Another Financial Literacy Month is in the books. It is great to see the buzz and number of events nationwide increase every year. I had the pleasure again this year to represent AFCPE® at Financial Literacy Day on the Hill at the Hart Senate Office Building. The event began with the Jump$tart Coalition, Junior Achievement, and Council for Economic Education in 2003 and has expanded to include over 50 organizations from all facets of the financial industry.
This year’s event was hosted by the three co-chairs of the Senate Financial and Economic Literacy Caucus, Sens. Tom Scott, Jack Reed, and Joe Donnelly. Sen. Tom Scott spoke briefly about growing up in poverty and looking for a way out.
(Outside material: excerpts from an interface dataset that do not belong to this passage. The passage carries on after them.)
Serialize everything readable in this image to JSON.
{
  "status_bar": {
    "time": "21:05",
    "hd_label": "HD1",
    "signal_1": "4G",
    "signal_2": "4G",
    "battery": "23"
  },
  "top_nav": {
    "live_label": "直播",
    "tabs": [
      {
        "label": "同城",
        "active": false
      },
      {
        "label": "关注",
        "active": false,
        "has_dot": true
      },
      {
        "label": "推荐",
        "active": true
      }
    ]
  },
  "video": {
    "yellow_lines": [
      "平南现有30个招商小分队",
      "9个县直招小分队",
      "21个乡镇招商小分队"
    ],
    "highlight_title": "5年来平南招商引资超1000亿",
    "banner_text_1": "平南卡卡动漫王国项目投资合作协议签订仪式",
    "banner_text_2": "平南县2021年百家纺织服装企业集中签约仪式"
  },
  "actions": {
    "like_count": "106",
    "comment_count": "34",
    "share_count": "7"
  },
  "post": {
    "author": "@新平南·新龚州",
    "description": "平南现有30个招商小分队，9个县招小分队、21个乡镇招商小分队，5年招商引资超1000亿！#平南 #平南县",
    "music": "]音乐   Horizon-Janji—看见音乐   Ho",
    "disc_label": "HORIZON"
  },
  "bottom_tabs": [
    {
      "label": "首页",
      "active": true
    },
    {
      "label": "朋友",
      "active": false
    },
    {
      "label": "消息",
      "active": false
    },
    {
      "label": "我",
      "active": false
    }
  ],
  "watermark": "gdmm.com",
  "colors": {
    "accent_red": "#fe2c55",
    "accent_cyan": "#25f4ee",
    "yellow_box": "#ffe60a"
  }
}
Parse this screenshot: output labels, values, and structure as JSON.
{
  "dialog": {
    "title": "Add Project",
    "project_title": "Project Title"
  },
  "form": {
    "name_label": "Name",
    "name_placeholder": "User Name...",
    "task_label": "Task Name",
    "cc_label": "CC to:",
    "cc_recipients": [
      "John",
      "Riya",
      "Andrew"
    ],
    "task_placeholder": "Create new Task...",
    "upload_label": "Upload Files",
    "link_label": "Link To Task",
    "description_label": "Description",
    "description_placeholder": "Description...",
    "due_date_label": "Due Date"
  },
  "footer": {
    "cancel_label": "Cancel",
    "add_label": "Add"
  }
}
You can see why he believes in financial literacy and providing the resources for every American to help themselves. Sen. Jack Reed spoke about collaborating across organizations and utilizing resources. This event showcased just that. I was amazed by the great work being done in the field and especially the resources out there for consumers and educators alike. Many of them are free!
There are government agencies providing literature of all kinds from newsletters to brochures to flyers. Places like the Federal Trade Commission, FDIC, Consumer Financial Protection Bureau and even the Office of the Comptroller of the Currency have publications on everything from credit to student loans to managing someone else’s money. Many of these can be found at http://publications.usa.gov/USAPubs.php. If you are looking for larger quantities, several of these agencies have bulk order options through their website.
The resources don’t stop at the government; many other organizations are developing great tools and making them available, often at low or no cost. My table was located near NextGen Personal Finance and they have some awesome free curriculum for educators. No need to develop everything from scratch. I was very interested to see that DECA is in the financial literacy game. I was a DECA competitor in high school and it led me to my choice of college and first career. Who knows, if they had the personal finance programs back then, I may have made it to this industry even sooner. Throwing me even farther back in my childhood, I was amazed to find that there is even a program from National Credit Union Foundation featuring the Berenstain Bears.
If you find yourself in DC next April, a spin through the resources at Financial Literacy on Capitol Hill Day is well worth the time. In the meantime, a spin around the internet or a talk with colleagues at the water cooler may lead you to just the resources you need to support your program. Take a look at what is out there.
What are your favorite financial literacy resources?
Guest Contributor: Kira Dentes, AFC®